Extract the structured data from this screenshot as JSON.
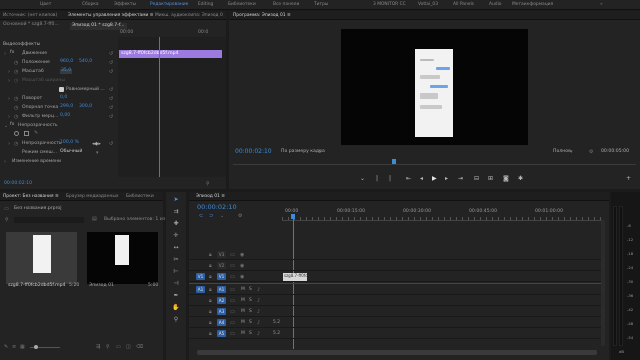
{
  "workspaces": [
    "Цвет",
    "Сборка",
    "Эффекты",
    "Редактирование",
    "Editing",
    "Библиотеки",
    "Все панели",
    "Титры",
    "3 MONITOR CC",
    "Votlai_03",
    "All Panels",
    "Audio",
    "Метаинформация"
  ],
  "active_workspace_index": 3,
  "effect_panel": {
    "tabs": [
      "Источник: (нет клипов)",
      "Элементы управления эффектами ≡",
      "Микш. аудиоклипа: Эпизод 0"
    ],
    "clip_title": "Основной * szg8.7-ff0...",
    "sequence_title": "Эпизод 01 * szg8.7-f...",
    "timecode_start": "00:00",
    "timecode_mid": "00:0",
    "section_video": "Видеоэффекты",
    "clip_bar_label": "szg8.7-ff0fcb2dbd5f.mp4",
    "motion": "Движение",
    "position_label": "Положение",
    "position_x": "960,0",
    "position_y": "540,0",
    "scale_label": "Масштаб",
    "scale_value": "35,0",
    "scale_width_label": "Масштаб ширины",
    "uniform_scale_label": "Равномерный ...",
    "rotation_label": "Поворот",
    "rotation_value": "0,0",
    "anchor_label": "Опорная точка",
    "anchor_x": "299,0",
    "anchor_y": "300,0",
    "flicker_label": "Фильтр мерц...",
    "flicker_value": "0,00",
    "opacity_section": "Непрозрачность",
    "opacity_label": "Непрозрачность",
    "opacity_value": "100,0 %",
    "blend_label": "Режим смеш...",
    "blend_value": "Обычный",
    "time_remap": "Изменение времени",
    "bottom_timecode": "00:00:02:10"
  },
  "program_monitor": {
    "title": "Программа: Эпизод 01 ≡",
    "timecode": "00:00:02:10",
    "fit": "По размеру кадра",
    "quality": "Полное",
    "duration": "00:00:05:00",
    "buttons": [
      "marker-icon",
      "mark-in-icon",
      "mark-out-icon",
      "go-to-in-icon",
      "step-back-icon",
      "play-icon",
      "step-forward-icon",
      "go-to-out-icon",
      "insert-icon",
      "overwrite-icon",
      "export-frame-icon",
      "settings-icon",
      "plus-icon"
    ]
  },
  "project_panel": {
    "tabs": [
      "Проект: Без названия ≡",
      "Браузер медиаданных",
      "Библиотеки"
    ],
    "project_file": "Без названия.prproj",
    "selection": "Выбрано элементов: 1 из 2",
    "items": [
      {
        "name": "szg8.7-ff0fcb2dbd5f.mp4",
        "duration": "5:20"
      },
      {
        "name": "Эпизод 01",
        "duration": "5:00"
      }
    ]
  },
  "timeline": {
    "tab": "Эпизод 01 ≡",
    "timecode": "00:00:02:10",
    "ruler": [
      "00:00",
      "00:00:15:00",
      "00:00:30:00",
      "00:00:45:00",
      "00:01:00:00"
    ],
    "video_tracks": [
      "V3",
      "V2",
      "V1"
    ],
    "audio_tracks": [
      "A1",
      "A2",
      "A3",
      "A4",
      "A5"
    ],
    "source_v": "V1",
    "source_a": "A1",
    "clip_label": "szg8.7-ff0fc",
    "audio_values": [
      "",
      "",
      "",
      "5.2",
      "5.2"
    ],
    "meter_labels": [
      "-6",
      "-12",
      "-18",
      "-24",
      "-30",
      "-36",
      "-42",
      "-48",
      "-54"
    ],
    "meter_footer": "dB"
  }
}
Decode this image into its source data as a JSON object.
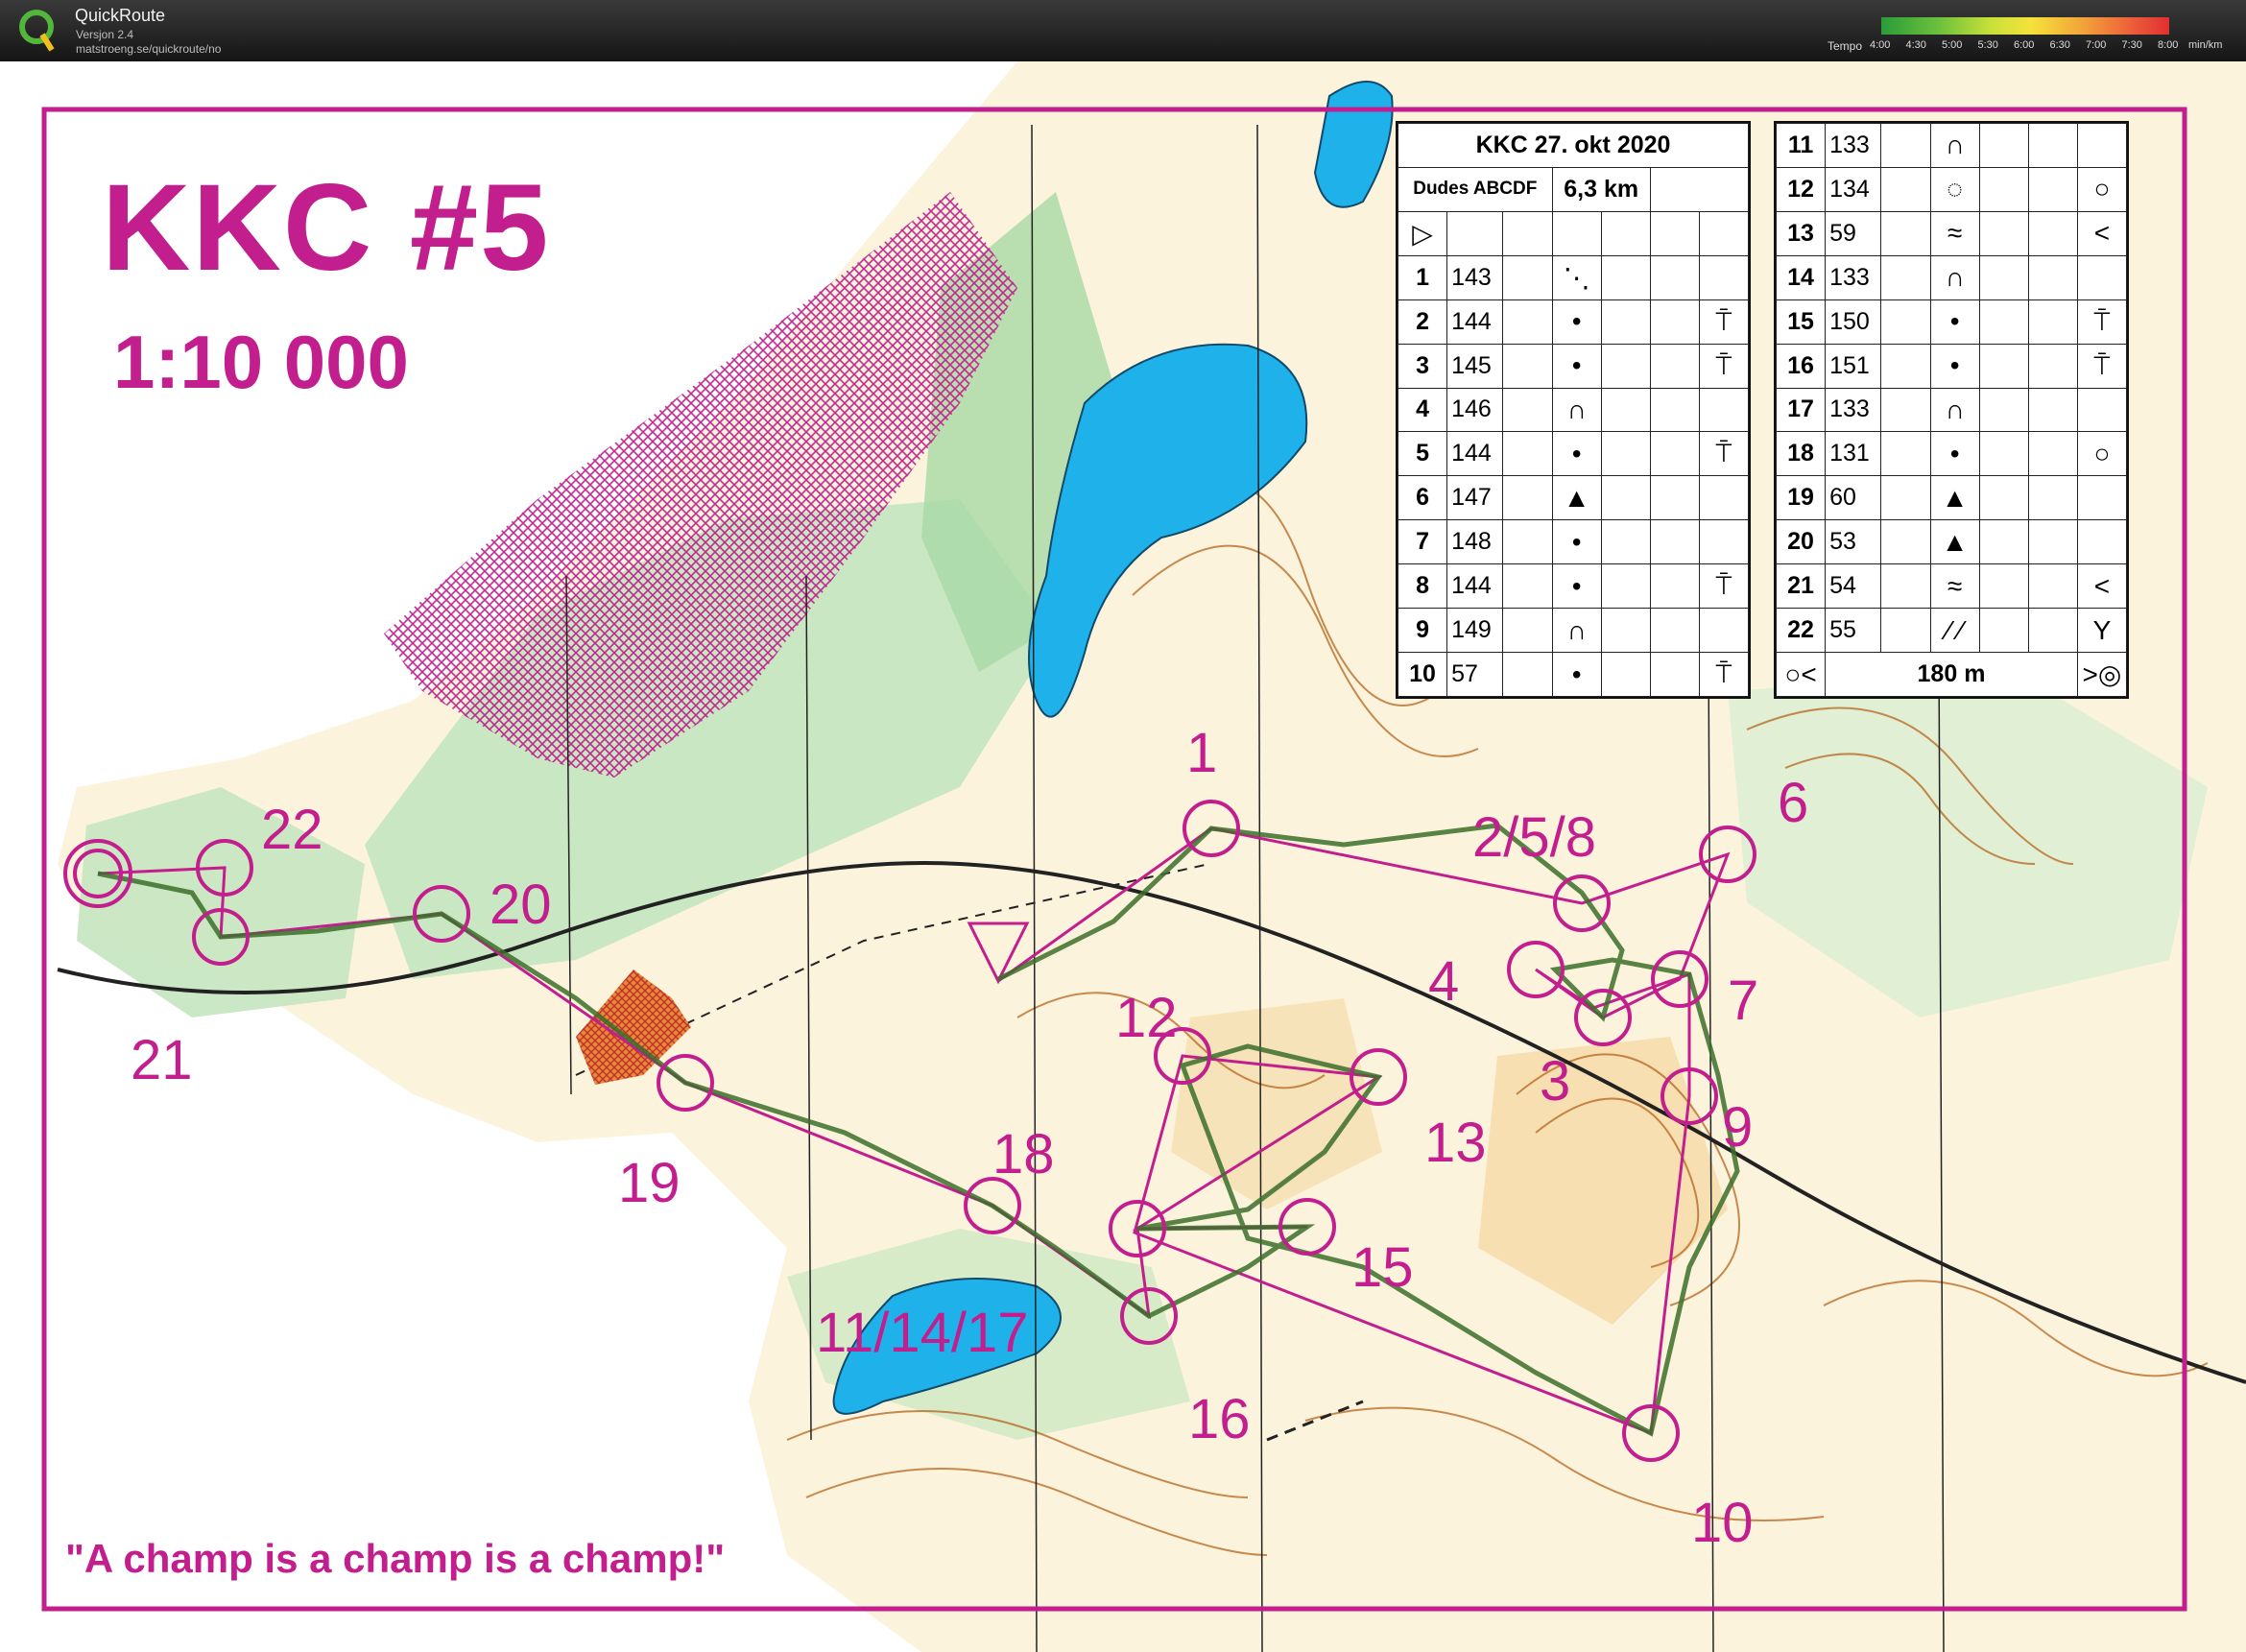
{
  "app": {
    "name": "QuickRoute",
    "version": "Versjon 2.4",
    "url": "matstroeng.se/quickroute/no",
    "tempo_label": "Tempo",
    "tempo_ticks": [
      "4:00",
      "4:30",
      "5:00",
      "5:30",
      "6:00",
      "6:30",
      "7:00",
      "7:30",
      "8:00"
    ],
    "tempo_unit": "min/km"
  },
  "map": {
    "title": "KKC #5",
    "scale": "1:10 000",
    "quote": "\"A champ is a champ is a champ!\"",
    "course_color": "#c21e8e",
    "route_color": "#3b6e2a",
    "water_color": "#1fb2ea",
    "control_labels": {
      "c1": "1",
      "c2": "2/5/8",
      "c3": "3",
      "c4": "4",
      "c6": "6",
      "c7": "7",
      "c9": "9",
      "c10": "10",
      "c11": "11/14/17",
      "c12": "12",
      "c13": "13",
      "c15": "15",
      "c16": "16",
      "c18": "18",
      "c19": "19",
      "c20": "20",
      "c21": "21",
      "c22": "22"
    }
  },
  "description": {
    "event": "KKC 27. okt 2020",
    "class": "Dudes ABCDF",
    "length": "6,3 km",
    "finish_distance": "180 m",
    "left_rows": [
      {
        "n": "1",
        "code": "143",
        "feature": "⋱",
        "where": ""
      },
      {
        "n": "2",
        "code": "144",
        "feature": "•",
        "where": "⍑"
      },
      {
        "n": "3",
        "code": "145",
        "feature": "•",
        "where": "⍑"
      },
      {
        "n": "4",
        "code": "146",
        "feature": "∩",
        "where": ""
      },
      {
        "n": "5",
        "code": "144",
        "feature": "•",
        "where": "⍑"
      },
      {
        "n": "6",
        "code": "147",
        "feature": "▲",
        "where": ""
      },
      {
        "n": "7",
        "code": "148",
        "feature": "•",
        "where": ""
      },
      {
        "n": "8",
        "code": "144",
        "feature": "•",
        "where": "⍑"
      },
      {
        "n": "9",
        "code": "149",
        "feature": "∩",
        "where": ""
      },
      {
        "n": "10",
        "code": "57",
        "feature": "•",
        "where": "⍑"
      }
    ],
    "right_rows": [
      {
        "n": "11",
        "code": "133",
        "feature": "∩",
        "where": ""
      },
      {
        "n": "12",
        "code": "134",
        "feature": "◌",
        "where": "○"
      },
      {
        "n": "13",
        "code": "59",
        "feature": "≈",
        "where": "<"
      },
      {
        "n": "14",
        "code": "133",
        "feature": "∩",
        "where": ""
      },
      {
        "n": "15",
        "code": "150",
        "feature": "•",
        "where": "⍑"
      },
      {
        "n": "16",
        "code": "151",
        "feature": "•",
        "where": "⍑"
      },
      {
        "n": "17",
        "code": "133",
        "feature": "∩",
        "where": ""
      },
      {
        "n": "18",
        "code": "131",
        "feature": "•",
        "where": "○"
      },
      {
        "n": "19",
        "code": "60",
        "feature": "▲",
        "where": ""
      },
      {
        "n": "20",
        "code": "53",
        "feature": "▲",
        "where": ""
      },
      {
        "n": "21",
        "code": "54",
        "feature": "≈",
        "where": "<"
      },
      {
        "n": "22",
        "code": "55",
        "feature": "⁄ ⁄",
        "where": "Y"
      }
    ]
  }
}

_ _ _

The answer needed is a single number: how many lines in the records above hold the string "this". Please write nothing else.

ANSWER FOR THE TASK: 2